G.Apostolo "The Illustrated Encyclopedia of Helicopters", 1984
Following the signature of an agreement in February 1977, MBB and Kawasaki in Japan initiated the joint development of a new twin-turbine utility helicopter, suitable for both civil and military use, designated MBB/Kawasaki BK 117 With an airframe structure very similar to that of the MBB 105, the BK 117 combines the MBB BO 105's rigid rotor with a transmission developed by Kawasaki and introduces as powerplant two Avco Lycoming LTS 101-650B-1 turboshaft engines.

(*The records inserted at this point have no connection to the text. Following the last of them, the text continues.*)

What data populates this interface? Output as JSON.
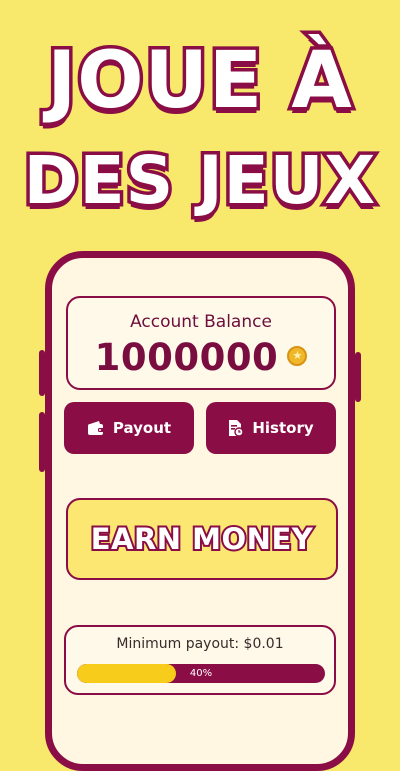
{
  "headline": {
    "line1": "JOUE À",
    "line2": "DES JEUX"
  },
  "balance": {
    "label": "Account Balance",
    "value": "1000000"
  },
  "buttons": {
    "payout": "Payout",
    "history": "History"
  },
  "earn": {
    "label": "EARN MONEY"
  },
  "payout": {
    "minimum_label": "Minimum payout: $0.01",
    "progress": 0.4,
    "progress_text": "40%"
  },
  "icons": {
    "coin": "coin-icon",
    "wallet": "wallet-icon",
    "history": "document-clock-icon"
  },
  "colors": {
    "background": "#f8e86b",
    "accent": "#8a0d45",
    "progress": "#f7cc1a"
  }
}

It provides accommodation for a pilot and seven passengers as standard, or a pilot and up to six passengers in an executive layout. The BK 117 can be equipped for use in roles such as cargo transport, firefighting, law enforcement, medical evacuation (with pilot, one or two stretchers and two medical attendants/sitting casualties), offshore support, and SAR. German and Japanese prototypes flew for the first time on 13 June 1979 (D-HBKA) and 10 August 1979 (JQ0003) respectively. Kawasaki was first to fly a production aircraft (JQ1001) on 24 December 1981; MBB followed with D-HBKC on 23 April 1982, this machine being the first production aircraft to be delivered to a customer, in early 1983.
In addition to being built in Germany (at Donauworth) and Japan (Gifu), an agreement was concluded in 1982 for the type to be built in Indonesia under licence by IPT Nurtanio as the NBK-117. By January 1990 more than 250 BK 117s had been delivered worldwide, including 36 by Kawasaki, the standard aircraft now being the BK 117B-1. Since April 1990 a BK 117 engine testbed has been flying equipped with Turbomeca Arriel turboshafts in an effort to offer customers an alternative engine, and certification was scheduled for 1992. On 1 September 1991, MBB transferred its Helicopter Division to Eurocopter Hubschrauber GmbH. This was later integrated with Aerospatiale's helicopter interests into the Paris-based Franco-German Eurocopter Holdings, placing the NH-90, BO 105, BO 108 and BK 117 into a world class helicopter grouping.
BK 117A-1: initial production version with LTS 101-650B-1 engines
BK 117A-3: certificated in March 1985 with larger tail rotor fitted with twisted blades and take-off weight increased to 3200kg
BK 117A-4: certificated in July 1986 with increased transmission limits at take-off power, improved tail rotorhead, and extra internal fuel (on German aircraft), all giving enhanced performance
BK 117 B-1: fitted with more-powerful LTS 101-750B-1 engines to provide further increased performance and 140kg more payload; certificated in 1987
BK 117M: military version of A-1 proposed by MBB in 1985, and flying since 1988; fitted with taller skids, a Lucas turret mounted under the fuselage houses a Browning 12.7mm automatic machine-gun and 450 rounds of ammunition, controlled by a helmet-mouted sight; outrigger pylons can carry up to eight HOT II or TOW antitank missiles, air-to-air missiles, rocket-pods, or forward-firing cannons; a doorway gunners position with a 12.7mm gun can also be installed, or 11 troops can be carried
D.Donald "The Complete Encyclopedia of World Aircraft", 1997
Technical data for MBB/Kawasaki BK 117
Engine: 2 x Avco Lycoming LTS 101-650B-1 turboshaft, rated 410kW at take-off, main rotor diameter: 11m, length with rotors turning: 13m, fuselage length: 9.91m, height: 3.83m, take-off weight: 2850kg, empty weight: 1650kg, cruising speed: 250km/h, ceiling: 4570m, range with max payload: 500km